Records from a dataset:
------------------------------

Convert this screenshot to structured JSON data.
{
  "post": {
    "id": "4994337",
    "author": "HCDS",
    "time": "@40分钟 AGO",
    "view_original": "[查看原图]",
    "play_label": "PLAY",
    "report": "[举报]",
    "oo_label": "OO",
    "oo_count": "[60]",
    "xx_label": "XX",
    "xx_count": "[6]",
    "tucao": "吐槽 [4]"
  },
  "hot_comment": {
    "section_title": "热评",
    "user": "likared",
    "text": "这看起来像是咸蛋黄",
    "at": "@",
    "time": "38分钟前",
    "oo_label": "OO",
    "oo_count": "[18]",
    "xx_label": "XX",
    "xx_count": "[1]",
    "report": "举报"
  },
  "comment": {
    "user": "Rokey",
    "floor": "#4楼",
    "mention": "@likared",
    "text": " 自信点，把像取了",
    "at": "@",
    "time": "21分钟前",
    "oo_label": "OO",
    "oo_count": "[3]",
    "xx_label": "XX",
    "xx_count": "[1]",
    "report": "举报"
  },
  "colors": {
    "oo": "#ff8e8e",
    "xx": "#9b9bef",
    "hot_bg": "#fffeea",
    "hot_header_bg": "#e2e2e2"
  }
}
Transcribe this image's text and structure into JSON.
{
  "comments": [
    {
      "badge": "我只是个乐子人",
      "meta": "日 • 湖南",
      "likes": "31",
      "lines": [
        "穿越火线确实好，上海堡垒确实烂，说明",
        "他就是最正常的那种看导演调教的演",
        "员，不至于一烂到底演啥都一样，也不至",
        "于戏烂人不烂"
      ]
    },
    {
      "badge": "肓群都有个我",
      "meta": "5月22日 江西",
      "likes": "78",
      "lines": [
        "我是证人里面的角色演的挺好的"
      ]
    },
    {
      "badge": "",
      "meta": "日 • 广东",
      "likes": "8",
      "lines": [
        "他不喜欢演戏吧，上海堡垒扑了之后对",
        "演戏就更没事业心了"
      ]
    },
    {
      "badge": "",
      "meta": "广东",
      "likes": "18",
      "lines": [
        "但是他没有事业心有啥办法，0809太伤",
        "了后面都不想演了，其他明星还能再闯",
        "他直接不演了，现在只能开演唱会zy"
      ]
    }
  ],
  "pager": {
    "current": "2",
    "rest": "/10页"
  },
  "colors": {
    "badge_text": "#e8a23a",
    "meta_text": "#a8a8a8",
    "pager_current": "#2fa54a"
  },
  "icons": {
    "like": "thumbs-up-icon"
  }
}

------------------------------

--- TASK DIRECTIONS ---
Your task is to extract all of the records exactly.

--- RESULT OF THIS EXERCISE ---
Convert this screenshot to structured JSON data.
{
  "post": {
    "id": "4994337",
    "author": "HCDS",
    "time": "@40分钟 AGO",
    "view_original": "[查看原图]",
    "play_label": "PLAY",
    "report": "[举报]",
    "oo_label": "OO",
    "oo_count": "[60]",
    "xx_label": "XX",
    "xx_count": "[6]",
    "tucao": "吐槽 [4]"
  },
  "hot_comment": {
    "section_title": "热评",
    "user": "likared",
    "text": "这看起来像是咸蛋黄",
    "at": "@",
    "time": "38分钟前",
    "oo_label": "OO",
    "oo_count": "[18]",
    "xx_label": "XX",
    "xx_count": "[1]",
    "report": "举报"
  },
  "comment": {
    "user": "Rokey",
    "floor": "#4楼",
    "mention": "@likared",
    "text": " 自信点，把像取了",
    "at": "@",
    "time": "21分钟前",
    "oo_label": "OO",
    "oo_count": "[3]",
    "xx_label": "XX",
    "xx_count": "[1]",
    "report": "举报"
  },
  "colors": {
    "oo": "#ff8e8e",
    "xx": "#9b9bef",
    "hot_bg": "#fffeea",
    "hot_header_bg": "#e2e2e2"
  }
}
Transcribe this image's text and structure into JSON.
{
  "comments": [
    {
      "badge": "我只是个乐子人",
      "meta": "日 • 湖南",
      "likes": "31",
      "lines": [
        "穿越火线确实好，上海堡垒确实烂，说明",
        "他就是最正常的那种看导演调教的演",
        "员，不至于一烂到底演啥都一样，也不至",
        "于戏烂人不烂"
      ]
    },
    {
      "badge": "肓群都有个我",
      "meta": "5月22日 江西",
      "likes": "78",
      "lines": [
        "我是证人里面的角色演的挺好的"
      ]
    },
    {
      "badge": "",
      "meta": "日 • 广东",
      "likes": "8",
      "lines": [
        "他不喜欢演戏吧，上海堡垒扑了之后对",
        "演戏就更没事业心了"
      ]
    },
    {
      "badge": "",
      "meta": "广东",
      "likes": "18",
      "lines": [
        "但是他没有事业心有啥办法，0809太伤",
        "了后面都不想演了，其他明星还能再闯",
        "他直接不演了，现在只能开演唱会zy"
      ]
    }
  ],
  "pager": {
    "current": "2",
    "rest": "/10页"
  },
  "colors": {
    "badge_text": "#e8a23a",
    "meta_text": "#a8a8a8",
    "pager_current": "#2fa54a"
  },
  "icons": {
    "like": "thumbs-up-icon"
  }
}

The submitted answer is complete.